Responsible for the game-winning run in both of the Kansas University baseball team’s one-run victories Friday at Hoglund Ballpark, senior third baseman Jordan Dreiling felt more proud of crossing the plate in the second game of the twinbill than his walk-off single in the first.
Kansas baseball v. Niagara
Images from Friday's game against Niagara at Hoglund Ballpark.
His ninth-inning line drive to center field that lifted the Jayhawks to a 3-2 win over Niagara certainly felt more dramatic, but scoring the go-ahead run in the bottom of the seventh in a 5-4 KU victory meant more to Dreilling — and not because he stole second and third after getting plunked by a Ben Zaccagnino pitch.
Scoring from third on a wild pitch in the second game meant more to the local veteran infielder, a Free State High product, because it helped his teammate, sophomore left-handed pitcher Wes Benjamin, who struck out a career-high 11 batters.
“It was special to get him that extra run for that ‘W,’” Dreiling said after going 2-for-7 at the plate in the doubleheader.

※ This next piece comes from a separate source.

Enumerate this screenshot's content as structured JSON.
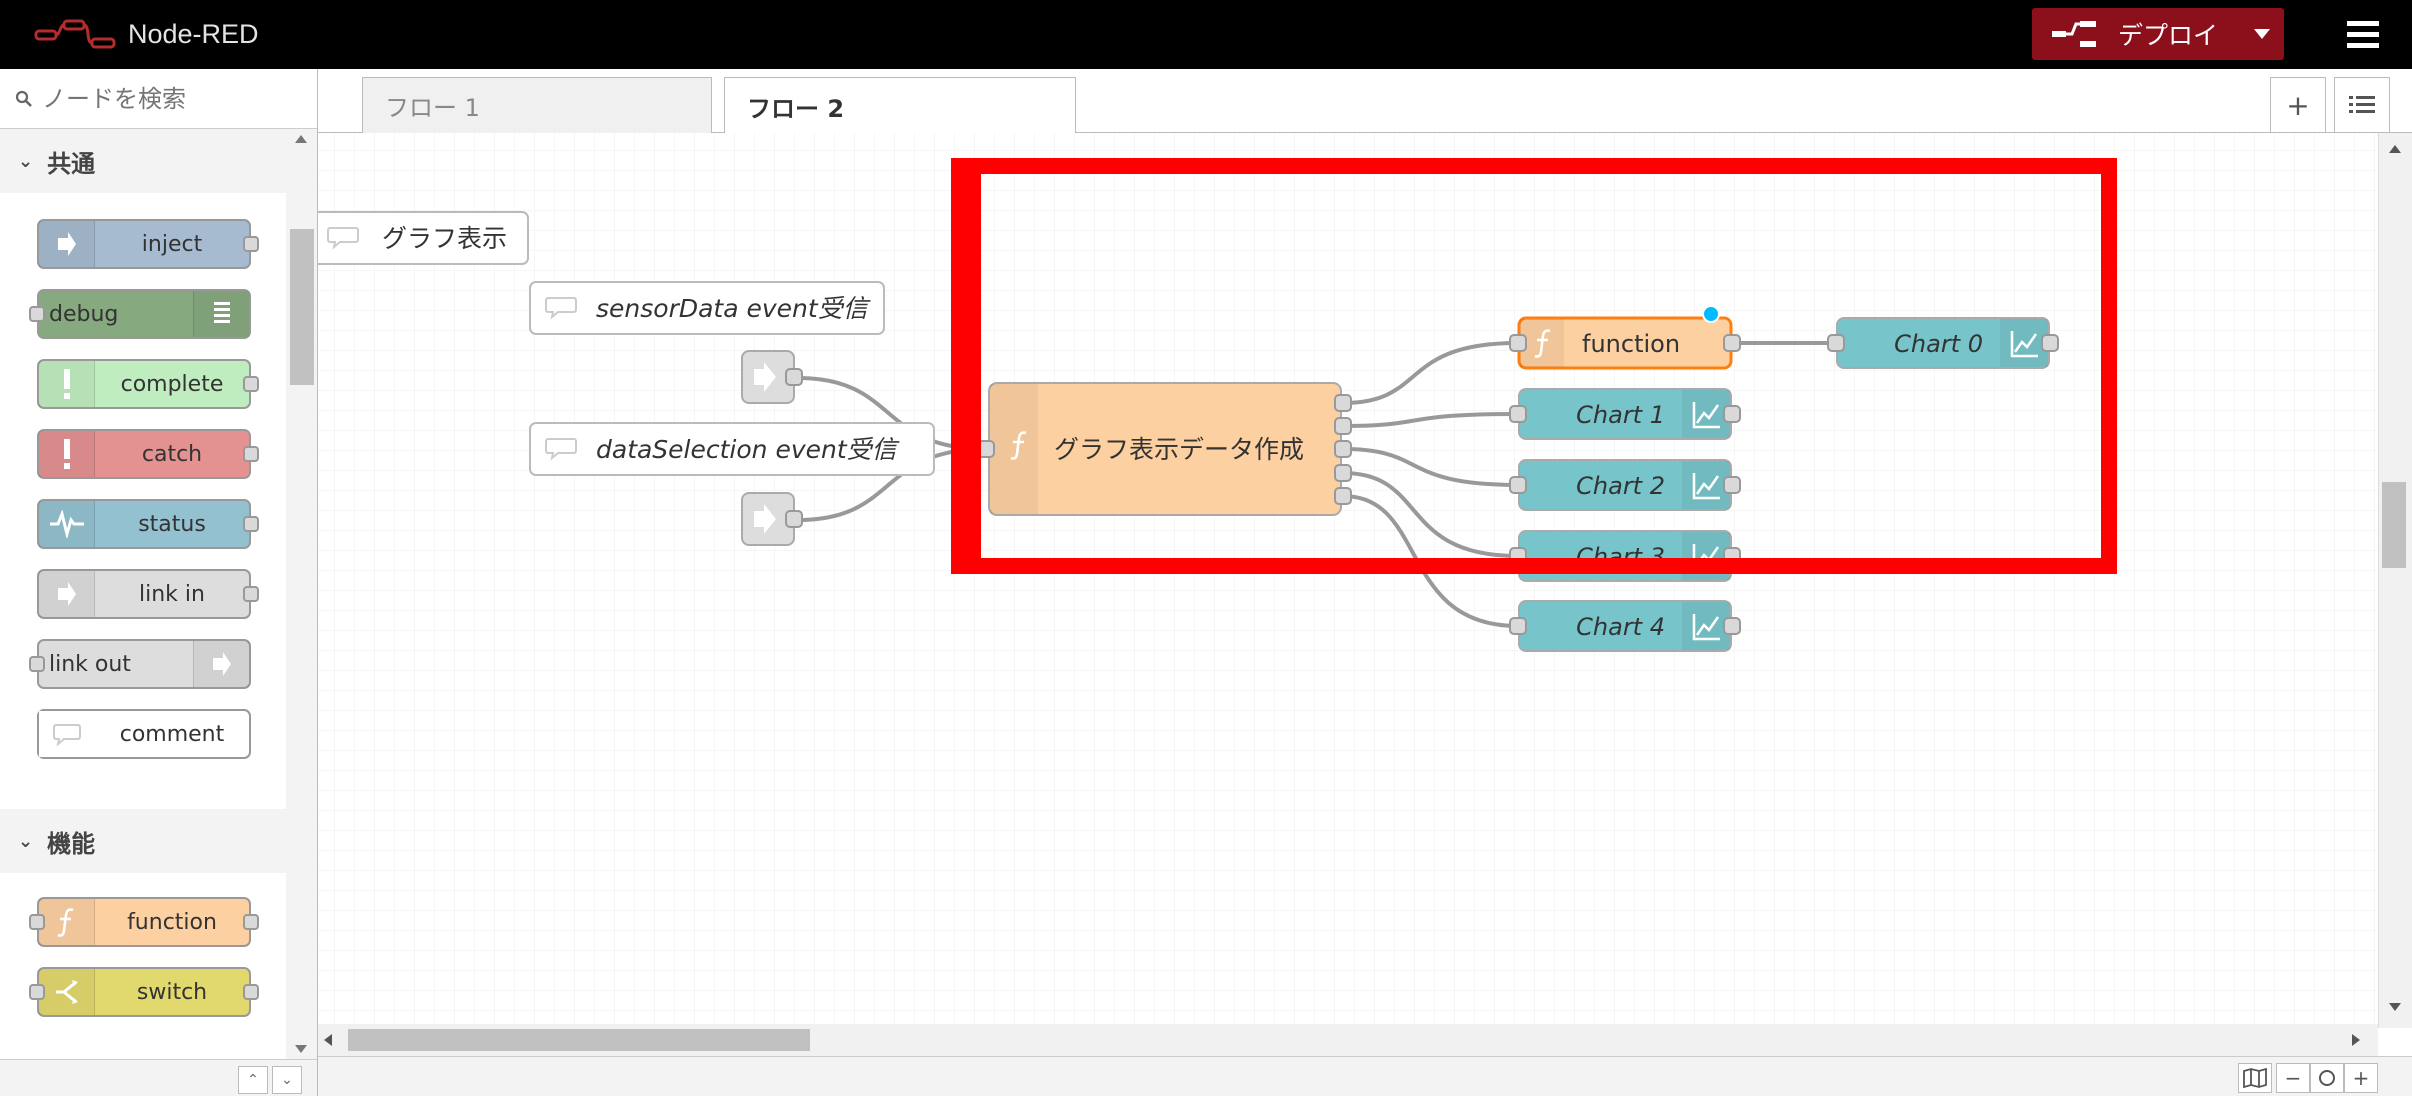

The whole KU team wanted to pick up Benjamin after two errors allowed the Purple Eagles to score four runs (three unearned) and tie the game at 4 in the top of the sixth. But Dreiling provided the boost almost single-handedly — with some help from Zaccagnino. After swiping two bases to advance to third base, Dreiling saw his chance to score on a Zaccagnino delivery to Michael Suiter (who finished 2-for-3) with one out.
“You always try to read downward angle,” Dreiling said of surveying a pitcher’s delivery, “and I think he threw a slider that right out of his hand you could tell it was gonna be low. So I just had momentum and kept going. It took a pretty high hop and I thought I could probably beat the pitcher there, because I’m already halfway to home plate. So I just kept on going.”
Jayhawks coach Ritch Price praised Dreiling for self-manufacturing the go-ahead run.
“He’s as good a base runner as we’ve had since I’ve been here,” the ninth-year KU coach said, “as far as being intelligent and getting jumps. Basically, his aggressiveness found a way to win the baseball game.”
Dreiling accounted for three of nine stolen bases for KU — Dakota Smith, Tucker Tharp, Jacob Boylan (two) and Suiter joined in the thievery — which has devastated Niagara (3-12) with 21 stolen bases in three games the past two days. Benjamin, who picked up his first victory of the season, said pitchers don’t get down after a bad inning, like Kansas (9-5) had in the sixth, when the offense is so assertive on the base paths.
“It’s always nice seeing a lot of stolen bags,” Benjamin said, “and a lot of runs up on the score board.”
Price said Benjamin’s seven-inning, six-hit, one-walk outing, with 11 strikeouts, would have looked more dominant if KU hadn’t “kicked the ball around” in the sixth inning, when Greg Rodgers smacked a two-run double over Suiter’s head in left field. Benjamin’s previous record for strikeouts in a game was eight, as a freshman, but Price said his velocity is up in his second season and the lefty is tightening up the rotation on his breaking ball.
“That’s the success you see with the punch-outs now,” the coach added.
Though the games proved closer than the Jayhawks had hoped, Price also liked what he saw out of the pitching staff’s top two relievers. Sophomore righty Robert Kahana held Niagara hitless and fanned two in two innings in the nightcap to earn his first save. In the first game, junior right-hander Jordan Piché entered in the seventh and improved to 3-0 on the year, with three scoreless innings.
Piché relieved starter Frank Duncan, who got through six innings and gave up two runs (both in the sixth) on five hits and three walks, with five strikeouts.
In the first game, Suiter went 2-for-4, stole two bases and scored a run, and junior catcher Ka’iana Eldredge drove in a run while also going 2-for-4.
Price felt good about getting one win closer to a sweep — KU is scheduled to face Niagara in the series finale today at 1 p.m. If rained out, the teams will play Sunday at noon.
“I’m glad we found a way to grind it out,” Price said. “I think that’s a good quality for a club to have.”